[Material shown]

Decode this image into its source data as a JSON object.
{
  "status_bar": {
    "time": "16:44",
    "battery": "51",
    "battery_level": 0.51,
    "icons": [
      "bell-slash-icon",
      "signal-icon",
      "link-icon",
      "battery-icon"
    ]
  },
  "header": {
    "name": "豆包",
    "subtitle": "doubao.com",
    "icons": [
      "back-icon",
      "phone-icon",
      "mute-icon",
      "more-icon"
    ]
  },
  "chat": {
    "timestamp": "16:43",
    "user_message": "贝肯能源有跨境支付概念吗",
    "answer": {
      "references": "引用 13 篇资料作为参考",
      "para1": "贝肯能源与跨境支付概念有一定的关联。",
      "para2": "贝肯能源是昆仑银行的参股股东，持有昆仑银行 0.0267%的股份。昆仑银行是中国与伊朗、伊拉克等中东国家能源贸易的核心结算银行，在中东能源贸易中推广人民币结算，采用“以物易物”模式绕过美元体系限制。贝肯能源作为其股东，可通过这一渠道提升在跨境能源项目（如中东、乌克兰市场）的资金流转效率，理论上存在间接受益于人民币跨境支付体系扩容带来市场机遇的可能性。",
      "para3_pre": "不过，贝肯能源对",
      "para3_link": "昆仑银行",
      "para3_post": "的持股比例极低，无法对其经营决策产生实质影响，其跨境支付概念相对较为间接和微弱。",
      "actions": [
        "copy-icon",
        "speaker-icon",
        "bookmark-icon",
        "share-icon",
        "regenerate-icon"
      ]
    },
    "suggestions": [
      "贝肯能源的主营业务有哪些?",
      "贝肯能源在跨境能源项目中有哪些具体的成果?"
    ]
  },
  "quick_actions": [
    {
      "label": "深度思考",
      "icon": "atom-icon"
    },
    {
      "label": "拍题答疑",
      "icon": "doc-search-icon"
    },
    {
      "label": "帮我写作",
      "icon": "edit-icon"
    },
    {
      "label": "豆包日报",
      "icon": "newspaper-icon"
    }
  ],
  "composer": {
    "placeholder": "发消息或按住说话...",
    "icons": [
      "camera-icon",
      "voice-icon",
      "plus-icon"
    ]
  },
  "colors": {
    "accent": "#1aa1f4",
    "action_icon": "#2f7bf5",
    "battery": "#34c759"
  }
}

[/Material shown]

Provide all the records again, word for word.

Decode this image into its source data as a JSON object.
{
  "status_bar": {
    "time": "16:44",
    "battery": "51",
    "battery_level": 0.51,
    "icons": [
      "bell-slash-icon",
      "signal-icon",
      "link-icon",
      "battery-icon"
    ]
  },
  "header": {
    "name": "豆包",
    "subtitle": "doubao.com",
    "icons": [
      "back-icon",
      "phone-icon",
      "mute-icon",
      "more-icon"
    ]
  },
  "chat": {
    "timestamp": "16:43",
    "user_message": "贝肯能源有跨境支付概念吗",
    "answer": {
      "references": "引用 13 篇资料作为参考",
      "para1": "贝肯能源与跨境支付概念有一定的关联。",
      "para2": "贝肯能源是昆仑银行的参股股东，持有昆仑银行 0.0267%的股份。昆仑银行是中国与伊朗、伊拉克等中东国家能源贸易的核心结算银行，在中东能源贸易中推广人民币结算，采用“以物易物”模式绕过美元体系限制。贝肯能源作为其股东，可通过这一渠道提升在跨境能源项目（如中东、乌克兰市场）的资金流转效率，理论上存在间接受益于人民币跨境支付体系扩容带来市场机遇的可能性。",
      "para3_pre": "不过，贝肯能源对",
      "para3_link": "昆仑银行",
      "para3_post": "的持股比例极低，无法对其经营决策产生实质影响，其跨境支付概念相对较为间接和微弱。",
      "actions": [
        "copy-icon",
        "speaker-icon",
        "bookmark-icon",
        "share-icon",
        "regenerate-icon"
      ]
    },
    "suggestions": [
      "贝肯能源的主营业务有哪些?",
      "贝肯能源在跨境能源项目中有哪些具体的成果?"
    ]
  },
  "quick_actions": [
    {
      "label": "深度思考",
      "icon": "atom-icon"
    },
    {
      "label": "拍题答疑",
      "icon": "doc-search-icon"
    },
    {
      "label": "帮我写作",
      "icon": "edit-icon"
    },
    {
      "label": "豆包日报",
      "icon": "newspaper-icon"
    }
  ],
  "composer": {
    "placeholder": "发消息或按住说话...",
    "icons": [
      "camera-icon",
      "voice-icon",
      "plus-icon"
    ]
  },
  "colors": {
    "accent": "#1aa1f4",
    "action_icon": "#2f7bf5",
    "battery": "#34c759"
  }
}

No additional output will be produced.